Also, knowing that their 'accuracy' is based on pure dispersion and 'firing' on 2 x dispersion you can work back to what they were using for dispersion on guns. Even if you cannot find the original firing tables of the weapons, which is often the case.

What sticks out to me is the crossover point at 1000 m for the 'known range' dispersion-only accuracy. It is 100% at 1000 meters and then decreases with further range. Knowing that, and knowing the target height of 2 meters, the 0.5 m 'Hohe' (height) dispersion value of 50% is easily applied. Basically, the full dispersion of 100% is 2 meters!(see drawing and previous posts regarding dispersion curves)

If we look at the 2100 m range values, we see that the 50% height dispersion has doubled to 1 meter. This results in a 82% chance of a hit. This doubling of the 50% dispersion can be thought of as the rectangles in the drawing increasing in height by double. This would move the 2% and 7% rectangles off the target. 2+7+2+7=18. 100-18=82%. If we go back to the 1000 m values, we see roughly 82% for the 'double-dispersion' column.

As far as I am concerned, this agrees with what I have been saying about 'double-dispersion'. That is my story and I'm sticking to it.

I suppose one way to look at this is...A crew, with a EM34 (WWII German Rangefinder) firing at a stationary enemy T34 (76) at 2100 meters, has about the same chance as a crew firing at 1000 meters under battle conditions and using range estimation (stationary target). Sort of a rule of thumb I suppose.

In actuality, the dispersion is rather loose at 1000 meters. Considering that is the range that the gun would use as a zeroing point. In engineering terms, there is no band-gap assurance. In other words, even out-liers are on the bleeding edge.

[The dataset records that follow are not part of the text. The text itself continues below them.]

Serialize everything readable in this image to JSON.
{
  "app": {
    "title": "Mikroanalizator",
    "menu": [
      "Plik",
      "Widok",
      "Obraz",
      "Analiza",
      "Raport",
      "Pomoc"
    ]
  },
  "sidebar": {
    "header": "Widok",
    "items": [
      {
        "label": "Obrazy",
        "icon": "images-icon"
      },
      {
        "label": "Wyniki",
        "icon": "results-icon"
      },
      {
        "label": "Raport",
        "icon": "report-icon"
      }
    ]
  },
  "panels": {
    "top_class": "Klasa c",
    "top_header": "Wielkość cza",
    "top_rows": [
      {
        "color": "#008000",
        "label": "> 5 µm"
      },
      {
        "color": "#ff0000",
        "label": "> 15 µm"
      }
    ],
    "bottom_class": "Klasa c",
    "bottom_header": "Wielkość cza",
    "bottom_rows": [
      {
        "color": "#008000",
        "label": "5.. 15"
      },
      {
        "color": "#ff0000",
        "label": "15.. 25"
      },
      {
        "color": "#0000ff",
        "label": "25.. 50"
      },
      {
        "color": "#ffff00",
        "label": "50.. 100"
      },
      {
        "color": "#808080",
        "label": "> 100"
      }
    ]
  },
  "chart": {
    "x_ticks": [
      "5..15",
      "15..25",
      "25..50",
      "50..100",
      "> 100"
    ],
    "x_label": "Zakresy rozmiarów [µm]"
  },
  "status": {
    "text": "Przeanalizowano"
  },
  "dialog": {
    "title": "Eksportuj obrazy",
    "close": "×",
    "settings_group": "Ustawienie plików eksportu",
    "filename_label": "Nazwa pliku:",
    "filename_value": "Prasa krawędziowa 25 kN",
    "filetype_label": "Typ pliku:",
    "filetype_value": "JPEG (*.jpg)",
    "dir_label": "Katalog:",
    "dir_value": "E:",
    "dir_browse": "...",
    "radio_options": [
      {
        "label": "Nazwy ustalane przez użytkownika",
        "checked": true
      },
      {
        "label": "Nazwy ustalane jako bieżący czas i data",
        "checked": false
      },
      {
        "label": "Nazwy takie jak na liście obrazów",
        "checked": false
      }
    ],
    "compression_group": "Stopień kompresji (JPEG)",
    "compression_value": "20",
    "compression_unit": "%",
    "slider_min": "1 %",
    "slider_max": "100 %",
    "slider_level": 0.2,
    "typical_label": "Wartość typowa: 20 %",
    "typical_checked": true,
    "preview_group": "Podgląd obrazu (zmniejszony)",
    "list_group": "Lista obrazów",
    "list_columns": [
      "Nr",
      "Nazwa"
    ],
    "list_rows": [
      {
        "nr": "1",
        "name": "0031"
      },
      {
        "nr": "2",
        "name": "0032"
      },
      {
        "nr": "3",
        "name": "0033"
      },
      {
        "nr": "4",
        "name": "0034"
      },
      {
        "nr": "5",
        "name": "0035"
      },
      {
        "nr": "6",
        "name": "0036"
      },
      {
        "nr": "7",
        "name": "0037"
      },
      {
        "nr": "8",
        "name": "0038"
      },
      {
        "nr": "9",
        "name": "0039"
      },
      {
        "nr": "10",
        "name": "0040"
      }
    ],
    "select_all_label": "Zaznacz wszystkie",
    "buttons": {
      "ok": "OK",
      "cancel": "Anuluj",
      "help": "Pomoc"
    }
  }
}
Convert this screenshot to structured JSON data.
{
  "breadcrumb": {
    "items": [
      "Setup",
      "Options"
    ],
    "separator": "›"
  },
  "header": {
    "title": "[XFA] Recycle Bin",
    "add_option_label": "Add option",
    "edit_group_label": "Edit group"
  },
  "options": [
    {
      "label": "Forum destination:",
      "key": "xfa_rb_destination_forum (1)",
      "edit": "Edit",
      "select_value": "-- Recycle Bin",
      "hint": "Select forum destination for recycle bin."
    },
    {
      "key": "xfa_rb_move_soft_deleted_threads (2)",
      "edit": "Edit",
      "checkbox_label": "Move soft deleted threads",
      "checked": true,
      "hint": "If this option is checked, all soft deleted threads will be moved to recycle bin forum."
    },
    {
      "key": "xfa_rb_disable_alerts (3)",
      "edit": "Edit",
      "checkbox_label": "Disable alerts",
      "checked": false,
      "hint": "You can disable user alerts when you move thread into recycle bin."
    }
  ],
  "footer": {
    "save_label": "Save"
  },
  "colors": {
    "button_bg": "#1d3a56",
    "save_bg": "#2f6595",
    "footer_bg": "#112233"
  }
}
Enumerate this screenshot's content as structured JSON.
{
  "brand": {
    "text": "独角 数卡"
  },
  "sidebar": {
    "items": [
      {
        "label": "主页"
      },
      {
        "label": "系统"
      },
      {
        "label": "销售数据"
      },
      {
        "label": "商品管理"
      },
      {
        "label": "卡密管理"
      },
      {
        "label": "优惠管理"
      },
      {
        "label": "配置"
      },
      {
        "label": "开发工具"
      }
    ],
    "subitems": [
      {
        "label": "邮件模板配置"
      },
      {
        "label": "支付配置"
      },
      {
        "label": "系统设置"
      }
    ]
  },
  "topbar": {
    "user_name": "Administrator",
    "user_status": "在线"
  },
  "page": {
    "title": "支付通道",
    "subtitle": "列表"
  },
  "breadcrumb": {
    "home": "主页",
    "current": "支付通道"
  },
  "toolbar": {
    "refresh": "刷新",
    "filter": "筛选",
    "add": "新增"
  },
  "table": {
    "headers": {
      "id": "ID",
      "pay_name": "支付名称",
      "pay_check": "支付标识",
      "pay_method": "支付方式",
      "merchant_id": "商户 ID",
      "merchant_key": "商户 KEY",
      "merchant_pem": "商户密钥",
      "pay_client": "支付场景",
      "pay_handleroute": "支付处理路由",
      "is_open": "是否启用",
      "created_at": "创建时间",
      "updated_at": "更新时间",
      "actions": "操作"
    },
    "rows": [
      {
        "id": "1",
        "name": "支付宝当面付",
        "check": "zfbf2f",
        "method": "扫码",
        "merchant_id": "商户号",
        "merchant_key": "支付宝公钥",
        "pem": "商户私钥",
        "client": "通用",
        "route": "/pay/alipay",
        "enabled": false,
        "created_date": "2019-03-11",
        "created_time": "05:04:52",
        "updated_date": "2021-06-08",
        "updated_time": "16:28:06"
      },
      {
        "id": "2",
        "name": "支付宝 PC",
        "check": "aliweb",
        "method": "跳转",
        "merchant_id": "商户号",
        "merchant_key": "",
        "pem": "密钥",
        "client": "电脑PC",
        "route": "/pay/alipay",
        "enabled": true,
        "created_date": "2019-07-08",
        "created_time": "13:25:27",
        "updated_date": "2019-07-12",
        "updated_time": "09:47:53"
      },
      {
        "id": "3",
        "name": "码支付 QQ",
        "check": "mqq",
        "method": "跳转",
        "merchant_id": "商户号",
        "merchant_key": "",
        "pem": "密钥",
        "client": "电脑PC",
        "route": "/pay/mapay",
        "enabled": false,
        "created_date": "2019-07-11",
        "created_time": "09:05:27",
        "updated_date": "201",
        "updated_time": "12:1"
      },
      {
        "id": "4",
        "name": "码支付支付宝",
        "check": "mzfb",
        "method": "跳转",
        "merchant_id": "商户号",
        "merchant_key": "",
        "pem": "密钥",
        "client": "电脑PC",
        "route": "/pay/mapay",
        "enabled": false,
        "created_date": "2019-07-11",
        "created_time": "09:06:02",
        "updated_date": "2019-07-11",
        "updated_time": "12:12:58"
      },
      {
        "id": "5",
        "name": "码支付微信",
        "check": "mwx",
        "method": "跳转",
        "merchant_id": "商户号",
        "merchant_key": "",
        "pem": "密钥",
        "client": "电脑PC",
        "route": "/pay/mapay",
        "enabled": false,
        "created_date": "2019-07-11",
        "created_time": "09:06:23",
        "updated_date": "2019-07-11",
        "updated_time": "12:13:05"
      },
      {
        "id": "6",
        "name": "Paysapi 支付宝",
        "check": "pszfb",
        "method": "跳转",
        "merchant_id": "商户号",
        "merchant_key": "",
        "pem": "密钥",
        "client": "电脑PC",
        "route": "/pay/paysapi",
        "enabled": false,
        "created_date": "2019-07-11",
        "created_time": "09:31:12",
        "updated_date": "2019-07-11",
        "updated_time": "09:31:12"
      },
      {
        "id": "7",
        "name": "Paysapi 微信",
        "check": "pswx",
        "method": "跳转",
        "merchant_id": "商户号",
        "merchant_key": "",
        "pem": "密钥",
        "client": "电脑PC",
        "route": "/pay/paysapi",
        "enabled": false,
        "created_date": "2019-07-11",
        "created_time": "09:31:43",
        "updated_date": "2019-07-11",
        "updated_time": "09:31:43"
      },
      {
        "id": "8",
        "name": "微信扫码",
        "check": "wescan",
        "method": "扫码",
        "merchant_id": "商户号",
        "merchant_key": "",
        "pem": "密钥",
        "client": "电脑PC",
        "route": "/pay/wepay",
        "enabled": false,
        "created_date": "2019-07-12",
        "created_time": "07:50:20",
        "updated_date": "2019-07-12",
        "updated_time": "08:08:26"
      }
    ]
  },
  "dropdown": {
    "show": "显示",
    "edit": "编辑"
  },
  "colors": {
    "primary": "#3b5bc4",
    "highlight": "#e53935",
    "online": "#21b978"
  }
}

I really wonder what percentage of wargamers have a clue about statistics. They seem to 'understand' data but have no idea how the engineering world uses it. Hit or miss, I suppose.

< Message edited by Yoozername -- 7/27/2013 5:00:54 AM >